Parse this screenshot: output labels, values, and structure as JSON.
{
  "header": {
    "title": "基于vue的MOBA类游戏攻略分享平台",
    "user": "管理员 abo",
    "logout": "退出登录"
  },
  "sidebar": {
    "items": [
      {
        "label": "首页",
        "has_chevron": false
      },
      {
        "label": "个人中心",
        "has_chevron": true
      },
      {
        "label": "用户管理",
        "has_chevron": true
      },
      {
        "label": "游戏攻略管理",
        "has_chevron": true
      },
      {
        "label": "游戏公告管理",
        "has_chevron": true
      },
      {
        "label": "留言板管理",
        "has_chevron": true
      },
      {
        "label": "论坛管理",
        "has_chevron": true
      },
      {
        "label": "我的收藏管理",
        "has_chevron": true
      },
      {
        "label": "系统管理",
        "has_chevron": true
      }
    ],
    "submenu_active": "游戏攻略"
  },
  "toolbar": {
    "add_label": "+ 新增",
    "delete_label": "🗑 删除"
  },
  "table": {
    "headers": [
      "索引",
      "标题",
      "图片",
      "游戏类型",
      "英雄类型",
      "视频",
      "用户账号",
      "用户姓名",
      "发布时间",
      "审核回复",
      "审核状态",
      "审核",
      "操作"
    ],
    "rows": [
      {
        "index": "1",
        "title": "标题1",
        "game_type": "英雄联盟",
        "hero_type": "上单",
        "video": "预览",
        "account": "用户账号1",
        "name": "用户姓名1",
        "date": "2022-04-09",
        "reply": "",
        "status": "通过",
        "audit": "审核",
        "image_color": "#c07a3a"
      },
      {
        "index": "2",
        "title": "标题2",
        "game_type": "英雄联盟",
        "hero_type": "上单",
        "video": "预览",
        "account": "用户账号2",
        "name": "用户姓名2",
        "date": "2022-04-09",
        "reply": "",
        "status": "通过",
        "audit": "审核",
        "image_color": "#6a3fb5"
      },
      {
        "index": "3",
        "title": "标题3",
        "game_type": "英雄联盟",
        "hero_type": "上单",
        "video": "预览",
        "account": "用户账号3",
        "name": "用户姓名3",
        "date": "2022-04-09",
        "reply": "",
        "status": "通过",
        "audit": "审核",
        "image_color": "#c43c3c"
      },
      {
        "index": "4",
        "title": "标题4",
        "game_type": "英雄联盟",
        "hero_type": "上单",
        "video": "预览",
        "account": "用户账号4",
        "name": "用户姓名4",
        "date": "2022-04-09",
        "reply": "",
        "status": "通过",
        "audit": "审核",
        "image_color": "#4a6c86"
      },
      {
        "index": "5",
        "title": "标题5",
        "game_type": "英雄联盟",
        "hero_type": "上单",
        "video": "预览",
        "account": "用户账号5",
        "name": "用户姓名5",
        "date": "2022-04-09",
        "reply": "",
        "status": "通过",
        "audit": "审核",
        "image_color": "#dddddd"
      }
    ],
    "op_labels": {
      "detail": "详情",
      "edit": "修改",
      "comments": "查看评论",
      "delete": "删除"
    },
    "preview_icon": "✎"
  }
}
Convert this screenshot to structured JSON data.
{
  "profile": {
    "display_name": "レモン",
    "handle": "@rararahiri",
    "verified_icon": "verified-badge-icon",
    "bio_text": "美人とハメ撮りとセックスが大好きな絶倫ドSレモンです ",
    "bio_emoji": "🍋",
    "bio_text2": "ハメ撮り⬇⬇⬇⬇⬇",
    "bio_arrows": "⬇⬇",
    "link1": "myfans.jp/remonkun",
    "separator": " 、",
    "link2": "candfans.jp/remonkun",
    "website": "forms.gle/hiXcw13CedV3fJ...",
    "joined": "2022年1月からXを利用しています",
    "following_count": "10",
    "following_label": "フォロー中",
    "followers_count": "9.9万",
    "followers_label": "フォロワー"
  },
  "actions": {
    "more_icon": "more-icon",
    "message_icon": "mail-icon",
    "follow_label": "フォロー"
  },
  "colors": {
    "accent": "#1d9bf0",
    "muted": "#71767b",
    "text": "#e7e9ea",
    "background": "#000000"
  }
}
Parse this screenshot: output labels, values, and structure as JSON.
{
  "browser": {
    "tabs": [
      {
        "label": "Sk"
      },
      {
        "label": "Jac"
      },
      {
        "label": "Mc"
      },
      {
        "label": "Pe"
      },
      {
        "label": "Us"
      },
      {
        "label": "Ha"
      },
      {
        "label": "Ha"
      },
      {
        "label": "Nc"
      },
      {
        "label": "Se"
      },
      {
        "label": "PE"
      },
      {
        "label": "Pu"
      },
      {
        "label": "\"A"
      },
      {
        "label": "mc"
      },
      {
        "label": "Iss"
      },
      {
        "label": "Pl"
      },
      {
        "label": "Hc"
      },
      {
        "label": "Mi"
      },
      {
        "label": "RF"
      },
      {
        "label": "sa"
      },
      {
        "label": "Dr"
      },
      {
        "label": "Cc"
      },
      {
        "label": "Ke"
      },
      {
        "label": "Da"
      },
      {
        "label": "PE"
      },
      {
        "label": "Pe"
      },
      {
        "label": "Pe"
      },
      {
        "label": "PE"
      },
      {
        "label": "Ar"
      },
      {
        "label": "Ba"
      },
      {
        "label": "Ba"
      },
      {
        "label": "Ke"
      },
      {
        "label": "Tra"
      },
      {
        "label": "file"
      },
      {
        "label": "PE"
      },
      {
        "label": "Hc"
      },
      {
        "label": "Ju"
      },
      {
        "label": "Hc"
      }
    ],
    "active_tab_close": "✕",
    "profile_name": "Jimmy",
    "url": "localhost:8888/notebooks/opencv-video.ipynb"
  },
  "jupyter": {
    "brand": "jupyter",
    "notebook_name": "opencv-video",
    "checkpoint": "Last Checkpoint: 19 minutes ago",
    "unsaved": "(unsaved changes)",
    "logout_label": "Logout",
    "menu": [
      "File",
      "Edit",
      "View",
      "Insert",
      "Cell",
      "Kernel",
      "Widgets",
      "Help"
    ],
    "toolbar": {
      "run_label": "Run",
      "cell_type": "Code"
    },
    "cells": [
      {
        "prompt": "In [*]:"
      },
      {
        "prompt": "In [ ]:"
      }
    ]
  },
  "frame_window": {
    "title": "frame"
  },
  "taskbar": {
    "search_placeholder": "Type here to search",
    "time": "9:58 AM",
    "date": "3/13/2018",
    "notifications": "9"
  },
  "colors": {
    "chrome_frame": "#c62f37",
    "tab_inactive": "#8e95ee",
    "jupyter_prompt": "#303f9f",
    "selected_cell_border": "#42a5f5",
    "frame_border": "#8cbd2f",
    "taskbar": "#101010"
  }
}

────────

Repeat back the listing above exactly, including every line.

ANSWER TO THE PROBLEM —
Parse this screenshot: output labels, values, and structure as JSON.
{
  "header": {
    "title": "基于vue的MOBA类游戏攻略分享平台",
    "user": "管理员 abo",
    "logout": "退出登录"
  },
  "sidebar": {
    "items": [
      {
        "label": "首页",
        "has_chevron": false
      },
      {
        "label": "个人中心",
        "has_chevron": true
      },
      {
        "label": "用户管理",
        "has_chevron": true
      },
      {
        "label": "游戏攻略管理",
        "has_chevron": true
      },
      {
        "label": "游戏公告管理",
        "has_chevron": true
      },
      {
        "label": "留言板管理",
        "has_chevron": true
      },
      {
        "label": "论坛管理",
        "has_chevron": true
      },
      {
        "label": "我的收藏管理",
        "has_chevron": true
      },
      {
        "label": "系统管理",
        "has_chevron": true
      }
    ],
    "submenu_active": "游戏攻略"
  },
  "toolbar": {
    "add_label": "+ 新增",
    "delete_label": "🗑 删除"
  },
  "table": {
    "headers": [
      "索引",
      "标题",
      "图片",
      "游戏类型",
      "英雄类型",
      "视频",
      "用户账号",
      "用户姓名",
      "发布时间",
      "审核回复",
      "审核状态",
      "审核",
      "操作"
    ],
    "rows": [
      {
        "index": "1",
        "title": "标题1",
        "game_type": "英雄联盟",
        "hero_type": "上单",
        "video": "预览",
        "account": "用户账号1",
        "name": "用户姓名1",
        "date": "2022-04-09",
        "reply": "",
        "status": "通过",
        "audit": "审核",
        "image_color": "#c07a3a"
      },
      {
        "index": "2",
        "title": "标题2",
        "game_type": "英雄联盟",
        "hero_type": "上单",
        "video": "预览",
        "account": "用户账号2",
        "name": "用户姓名2",
        "date": "2022-04-09",
        "reply": "",
        "status": "通过",
        "audit": "审核",
        "image_color": "#6a3fb5"
      },
      {
        "index": "3",
        "title": "标题3",
        "game_type": "英雄联盟",
        "hero_type": "上单",
        "video": "预览",
        "account": "用户账号3",
        "name": "用户姓名3",
        "date": "2022-04-09",
        "reply": "",
        "status": "通过",
        "audit": "审核",
        "image_color": "#c43c3c"
      },
      {
        "index": "4",
        "title": "标题4",
        "game_type": "英雄联盟",
        "hero_type": "上单",
        "video": "预览",
        "account": "用户账号4",
        "name": "用户姓名4",
        "date": "2022-04-09",
        "reply": "",
        "status": "通过",
        "audit": "审核",
        "image_color": "#4a6c86"
      },
      {
        "index": "5",
        "title": "标题5",
        "game_type": "英雄联盟",
        "hero_type": "上单",
        "video": "预览",
        "account": "用户账号5",
        "name": "用户姓名5",
        "date": "2022-04-09",
        "reply": "",
        "status": "通过",
        "audit": "审核",
        "image_color": "#dddddd"
      }
    ],
    "op_labels": {
      "detail": "详情",
      "edit": "修改",
      "comments": "查看评论",
      "delete": "删除"
    },
    "preview_icon": "✎"
  }
}
Convert this screenshot to structured JSON data.
{
  "profile": {
    "display_name": "レモン",
    "handle": "@rararahiri",
    "verified_icon": "verified-badge-icon",
    "bio_text": "美人とハメ撮りとセックスが大好きな絶倫ドSレモンです ",
    "bio_emoji": "🍋",
    "bio_text2": "ハメ撮り⬇⬇⬇⬇⬇",
    "bio_arrows": "⬇⬇",
    "link1": "myfans.jp/remonkun",
    "separator": " 、",
    "link2": "candfans.jp/remonkun",
    "website": "forms.gle/hiXcw13CedV3fJ...",
    "joined": "2022年1月からXを利用しています",
    "following_count": "10",
    "following_label": "フォロー中",
    "followers_count": "9.9万",
    "followers_label": "フォロワー"
  },
  "actions": {
    "more_icon": "more-icon",
    "message_icon": "mail-icon",
    "follow_label": "フォロー"
  },
  "colors": {
    "accent": "#1d9bf0",
    "muted": "#71767b",
    "text": "#e7e9ea",
    "background": "#000000"
  }
}
Parse this screenshot: output labels, values, and structure as JSON.
{
  "browser": {
    "tabs": [
      {
        "label": "Sk"
      },
      {
        "label": "Jac"
      },
      {
        "label": "Mc"
      },
      {
        "label": "Pe"
      },
      {
        "label": "Us"
      },
      {
        "label": "Ha"
      },
      {
        "label": "Ha"
      },
      {
        "label": "Nc"
      },
      {
        "label": "Se"
      },
      {
        "label": "PE"
      },
      {
        "label": "Pu"
      },
      {
        "label": "\"A"
      },
      {
        "label": "mc"
      },
      {
        "label": "Iss"
      },
      {
        "label": "Pl"
      },
      {
        "label": "Hc"
      },
      {
        "label": "Mi"
      },
      {
        "label": "RF"
      },
      {
        "label": "sa"
      },
      {
        "label": "Dr"
      },
      {
        "label": "Cc"
      },
      {
        "label": "Ke"
      },
      {
        "label": "Da"
      },
      {
        "label": "PE"
      },
      {
        "label": "Pe"
      },
      {
        "label": "Pe"
      },
      {
        "label": "PE"
      },
      {
        "label": "Ar"
      },
      {
        "label": "Ba"
      },
      {
        "label": "Ba"
      },
      {
        "label": "Ke"
      },
      {
        "label": "Tra"
      },
      {
        "label": "file"
      },
      {
        "label": "PE"
      },
      {
        "label": "Hc"
      },
      {
        "label": "Ju"
      },
      {
        "label": "Hc"
      }
    ],
    "active_tab_close": "✕",
    "profile_name": "Jimmy",
    "url": "localhost:8888/notebooks/opencv-video.ipynb"
  },
  "jupyter": {
    "brand": "jupyter",
    "notebook_name": "opencv-video",
    "checkpoint": "Last Checkpoint: 19 minutes ago",
    "unsaved": "(unsaved changes)",
    "logout_label": "Logout",
    "menu": [
      "File",
      "Edit",
      "View",
      "Insert",
      "Cell",
      "Kernel",
      "Widgets",
      "Help"
    ],
    "toolbar": {
      "run_label": "Run",
      "cell_type": "Code"
    },
    "cells": [
      {
        "prompt": "In [*]:"
      },
      {
        "prompt": "In [ ]:"
      }
    ]
  },
  "frame_window": {
    "title": "frame"
  },
  "taskbar": {
    "search_placeholder": "Type here to search",
    "time": "9:58 AM",
    "date": "3/13/2018",
    "notifications": "9"
  },
  "colors": {
    "chrome_frame": "#c62f37",
    "tab_inactive": "#8e95ee",
    "jupyter_prompt": "#303f9f",
    "selected_cell_border": "#42a5f5",
    "frame_border": "#8cbd2f",
    "taskbar": "#101010"
  }
}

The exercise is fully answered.